### What you need to do
Search the records for the word "JSON". Copy every line where it appears.

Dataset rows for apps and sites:
# # # #
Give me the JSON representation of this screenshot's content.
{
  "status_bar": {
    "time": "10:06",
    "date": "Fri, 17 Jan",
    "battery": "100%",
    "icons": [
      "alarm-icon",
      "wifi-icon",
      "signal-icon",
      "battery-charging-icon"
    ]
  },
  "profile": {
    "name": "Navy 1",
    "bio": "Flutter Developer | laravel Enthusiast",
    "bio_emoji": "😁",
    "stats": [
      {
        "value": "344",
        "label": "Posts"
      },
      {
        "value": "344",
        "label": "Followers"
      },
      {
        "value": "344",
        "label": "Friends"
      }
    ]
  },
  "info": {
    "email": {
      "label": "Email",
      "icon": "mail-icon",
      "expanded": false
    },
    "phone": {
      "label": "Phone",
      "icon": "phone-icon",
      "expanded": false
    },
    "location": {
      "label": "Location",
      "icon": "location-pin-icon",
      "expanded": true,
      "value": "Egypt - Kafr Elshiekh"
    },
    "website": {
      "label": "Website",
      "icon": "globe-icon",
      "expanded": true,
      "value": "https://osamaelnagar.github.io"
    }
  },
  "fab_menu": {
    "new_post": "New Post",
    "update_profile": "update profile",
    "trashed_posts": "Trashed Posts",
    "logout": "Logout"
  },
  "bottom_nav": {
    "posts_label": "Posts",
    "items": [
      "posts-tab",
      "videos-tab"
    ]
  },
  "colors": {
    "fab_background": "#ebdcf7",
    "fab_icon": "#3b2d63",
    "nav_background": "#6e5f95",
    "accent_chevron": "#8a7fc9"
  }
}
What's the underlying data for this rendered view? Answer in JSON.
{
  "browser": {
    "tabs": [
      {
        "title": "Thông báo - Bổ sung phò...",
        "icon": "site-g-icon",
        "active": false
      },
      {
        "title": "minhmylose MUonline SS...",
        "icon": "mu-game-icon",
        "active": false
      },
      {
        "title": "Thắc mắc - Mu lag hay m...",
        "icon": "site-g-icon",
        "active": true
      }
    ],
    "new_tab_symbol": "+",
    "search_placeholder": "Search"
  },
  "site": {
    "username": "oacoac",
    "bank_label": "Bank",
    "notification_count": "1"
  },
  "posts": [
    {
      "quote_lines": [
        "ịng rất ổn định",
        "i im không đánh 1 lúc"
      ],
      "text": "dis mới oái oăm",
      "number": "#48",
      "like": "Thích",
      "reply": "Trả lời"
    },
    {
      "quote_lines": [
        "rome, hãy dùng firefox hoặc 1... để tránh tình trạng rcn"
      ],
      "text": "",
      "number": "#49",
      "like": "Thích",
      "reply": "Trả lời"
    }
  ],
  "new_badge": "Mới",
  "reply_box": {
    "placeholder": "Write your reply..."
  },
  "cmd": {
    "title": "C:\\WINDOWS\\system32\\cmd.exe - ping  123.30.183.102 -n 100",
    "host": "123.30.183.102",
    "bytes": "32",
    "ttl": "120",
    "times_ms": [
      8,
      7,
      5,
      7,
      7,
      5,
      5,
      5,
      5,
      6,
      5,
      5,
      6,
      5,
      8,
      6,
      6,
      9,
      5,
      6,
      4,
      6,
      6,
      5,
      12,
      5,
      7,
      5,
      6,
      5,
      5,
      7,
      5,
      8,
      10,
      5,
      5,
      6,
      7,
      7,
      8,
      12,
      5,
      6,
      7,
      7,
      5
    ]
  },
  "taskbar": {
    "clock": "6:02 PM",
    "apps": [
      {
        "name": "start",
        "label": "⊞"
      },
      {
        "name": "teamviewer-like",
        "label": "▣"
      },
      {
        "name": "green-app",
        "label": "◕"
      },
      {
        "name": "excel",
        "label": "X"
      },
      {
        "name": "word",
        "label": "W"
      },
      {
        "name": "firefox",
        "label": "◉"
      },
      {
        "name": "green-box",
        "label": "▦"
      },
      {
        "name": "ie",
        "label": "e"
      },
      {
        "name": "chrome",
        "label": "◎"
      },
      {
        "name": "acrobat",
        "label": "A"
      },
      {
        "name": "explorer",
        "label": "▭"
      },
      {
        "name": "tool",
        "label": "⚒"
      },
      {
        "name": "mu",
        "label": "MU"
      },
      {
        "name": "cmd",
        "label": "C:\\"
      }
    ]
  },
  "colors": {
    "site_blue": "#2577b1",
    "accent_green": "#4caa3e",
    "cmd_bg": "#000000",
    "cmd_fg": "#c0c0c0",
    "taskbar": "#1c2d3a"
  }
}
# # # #
### Answer below
Give me the JSON representation of this screenshot's content.
What's the underlying data for this rendered view? Answer in JSON.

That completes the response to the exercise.